Producers describe the action this way: "On a warm North Carolina night, a girl with big hair drinks schnapps, a boy is afraid to fall asleep and a woman with nowhere to go gets in her motorhome and starts driving."
The play borrows some of the obsessions Deutsch had as a kid growing up in rural Minnesota — fears of sharks and aliens. Into the story's mix, Deutsch, 34, threw details borrowed from relatives' cancer deaths and memories from family motorhome vacations.
"I took all these different things I was thinking about at the time, and they were unrelated," he says. "One of the joys of writing this play was to see how they would collide."
In "Bull Shark Attack," each of the characters — Connie, a 40-something new widow, and the big-haired Tanya and anxious Jeffie, both 30-somethings with failed dreams from rural towns — are sometimes unreliable narrators. "The way each presents their truths, sometimes they are more honest with themselves, and sometimes they're more delusional," Deutsch says.
Deutsch says he's interested in exploring issues of class in his plays, borrowing from his childhood growing up near the Great Lakes. He had big dreams, first moving to Los Angeles to focus on an acting career when he was 18. "You risk so much when you go after huge dreams," he says.
He says he was inspired to experiment with the monologue form after watching a 2006 Broadway performance of Brian Friel's "Faith Healer." Shotwell describes it as a "delicious creative process" to figure out how to dramatize the story.
Deutsch's dense script received a staged reading at SLAC in 2014 and was further developed in a workshop this summer.

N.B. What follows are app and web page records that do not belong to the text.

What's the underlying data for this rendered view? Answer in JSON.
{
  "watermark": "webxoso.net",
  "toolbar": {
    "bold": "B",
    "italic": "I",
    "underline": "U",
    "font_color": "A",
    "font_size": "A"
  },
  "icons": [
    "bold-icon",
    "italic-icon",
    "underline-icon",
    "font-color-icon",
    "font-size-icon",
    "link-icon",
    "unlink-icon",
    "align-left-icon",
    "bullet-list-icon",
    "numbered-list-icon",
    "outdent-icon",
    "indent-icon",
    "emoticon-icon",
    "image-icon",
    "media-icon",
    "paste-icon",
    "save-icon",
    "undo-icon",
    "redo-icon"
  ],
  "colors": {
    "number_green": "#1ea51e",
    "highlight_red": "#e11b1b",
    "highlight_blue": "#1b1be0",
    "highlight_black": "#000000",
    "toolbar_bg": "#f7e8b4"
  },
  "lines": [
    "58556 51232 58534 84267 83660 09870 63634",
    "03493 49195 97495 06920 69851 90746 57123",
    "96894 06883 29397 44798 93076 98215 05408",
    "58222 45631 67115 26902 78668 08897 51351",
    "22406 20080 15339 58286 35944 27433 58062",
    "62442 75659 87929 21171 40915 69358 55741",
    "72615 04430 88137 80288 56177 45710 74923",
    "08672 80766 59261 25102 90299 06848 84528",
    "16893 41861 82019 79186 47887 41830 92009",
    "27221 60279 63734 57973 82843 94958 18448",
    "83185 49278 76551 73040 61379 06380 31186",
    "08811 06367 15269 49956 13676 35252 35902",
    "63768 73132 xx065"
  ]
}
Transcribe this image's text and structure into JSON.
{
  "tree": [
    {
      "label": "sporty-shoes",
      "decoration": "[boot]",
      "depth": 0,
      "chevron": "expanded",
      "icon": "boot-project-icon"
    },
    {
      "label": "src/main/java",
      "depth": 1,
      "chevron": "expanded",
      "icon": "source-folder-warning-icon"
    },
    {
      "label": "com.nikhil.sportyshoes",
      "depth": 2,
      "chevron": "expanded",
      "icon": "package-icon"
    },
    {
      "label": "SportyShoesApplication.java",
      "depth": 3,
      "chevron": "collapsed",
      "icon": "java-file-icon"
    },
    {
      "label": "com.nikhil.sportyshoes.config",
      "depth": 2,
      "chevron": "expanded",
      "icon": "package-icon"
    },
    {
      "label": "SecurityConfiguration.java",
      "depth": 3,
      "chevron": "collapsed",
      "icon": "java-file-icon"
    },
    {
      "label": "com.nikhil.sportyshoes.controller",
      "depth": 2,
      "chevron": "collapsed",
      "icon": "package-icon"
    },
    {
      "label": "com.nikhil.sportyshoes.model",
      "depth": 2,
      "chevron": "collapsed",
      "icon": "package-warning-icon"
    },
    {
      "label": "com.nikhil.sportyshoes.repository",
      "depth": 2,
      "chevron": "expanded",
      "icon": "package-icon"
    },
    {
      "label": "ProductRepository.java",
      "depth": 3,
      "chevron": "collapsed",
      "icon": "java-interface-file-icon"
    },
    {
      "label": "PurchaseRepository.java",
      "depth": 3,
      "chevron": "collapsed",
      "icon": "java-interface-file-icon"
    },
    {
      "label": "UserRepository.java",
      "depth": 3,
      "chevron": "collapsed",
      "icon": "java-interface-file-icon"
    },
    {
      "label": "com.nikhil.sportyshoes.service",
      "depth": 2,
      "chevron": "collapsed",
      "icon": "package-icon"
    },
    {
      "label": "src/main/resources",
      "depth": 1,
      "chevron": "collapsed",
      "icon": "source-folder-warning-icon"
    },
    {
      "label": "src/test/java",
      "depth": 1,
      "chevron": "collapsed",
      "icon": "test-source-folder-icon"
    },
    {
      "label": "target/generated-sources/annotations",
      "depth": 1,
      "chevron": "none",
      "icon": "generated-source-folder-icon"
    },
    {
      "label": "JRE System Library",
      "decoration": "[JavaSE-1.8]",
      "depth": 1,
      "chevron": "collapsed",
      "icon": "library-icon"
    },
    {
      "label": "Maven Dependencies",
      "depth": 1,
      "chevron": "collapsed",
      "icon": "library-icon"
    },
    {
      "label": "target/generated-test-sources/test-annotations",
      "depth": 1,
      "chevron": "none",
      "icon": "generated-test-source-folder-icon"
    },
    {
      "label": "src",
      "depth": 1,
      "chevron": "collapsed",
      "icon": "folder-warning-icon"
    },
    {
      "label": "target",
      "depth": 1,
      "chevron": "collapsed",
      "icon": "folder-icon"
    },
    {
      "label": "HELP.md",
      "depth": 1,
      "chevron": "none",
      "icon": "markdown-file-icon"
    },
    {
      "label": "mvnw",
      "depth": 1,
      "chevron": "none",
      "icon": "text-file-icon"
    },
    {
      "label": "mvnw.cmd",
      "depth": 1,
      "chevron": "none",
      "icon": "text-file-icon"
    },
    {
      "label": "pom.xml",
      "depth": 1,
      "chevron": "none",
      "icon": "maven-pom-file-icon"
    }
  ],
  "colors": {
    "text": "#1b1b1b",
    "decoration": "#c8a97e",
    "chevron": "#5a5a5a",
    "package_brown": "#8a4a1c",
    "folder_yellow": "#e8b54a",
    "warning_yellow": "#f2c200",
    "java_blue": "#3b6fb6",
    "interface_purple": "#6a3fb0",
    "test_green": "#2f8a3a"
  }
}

That followed his first-ever professional production, his stage adaptation of Dallas Graham and Nathan Glad's colorful children's book, "Climbing With Tigers," which played in March at SLAC.
The theater company loved the language of "Bull Shark Attack," as well as its storytelling about flawed characters trying to save their own lives, says Cynthia Fleming, SLAC's executive artistic director.
"Bull Shark Attack" marks Deutsch's reunion with Shotwell, who encouraged his playwriting while he was studying in the University of Utah's Actor Training Program in the early 2000s. Shortly after he graduated, she sought grant funding to invite him back to campus in 2005 for a Studio 115 production of "Pussycat," his first play, which was about the late-1990s rave scene in his native Minneapolis.
The director describes her former student, now a professional collaborator, as a "wonderful, beautiful spirit," adding that she's "crazy mad in love" with his writing. "I think what distinguishes his writing for me is he seems to get inside the characters and differentiate them," says Shotwell, who retired from the U. earlier this year and is planning a move to Baltimore.
Deutsch says he wrote the character of Tanya to spotlight the range of acting talents of his U. classmate Cassandra Stokes-Wylie, 37, who like him is transplanted to New York. Also in the play are April Fossen, who plays Connie (most recently seen as She in Wasatch Theatre's "Stage Kiss" and the title character in Pinnacle Acting Company's "Titus Andronicus"), and Stefan Espinosa, who plays Jeffie (recently Benji in SLAC's premiere of "Streetlight Woodpecker" and Tateh in "Ragtime" at Utah Festival Opera & Musical Theatre, where he helps direct educational programs). "We have a brilliant cast," Shotwell says.
At its heart, the play is character driven, and Stokes-Wylie is thrilled to have been able to work on creating Tanya through the play's development. She describes her character as "kind of a hot mess" who is doing her best to survive.
"She's very different from me, which is always fun, to have the opportunity to explore someone who doesn't speak your language," the actor says. "No one has ever written a role for me, and probably nobody will ever do that again."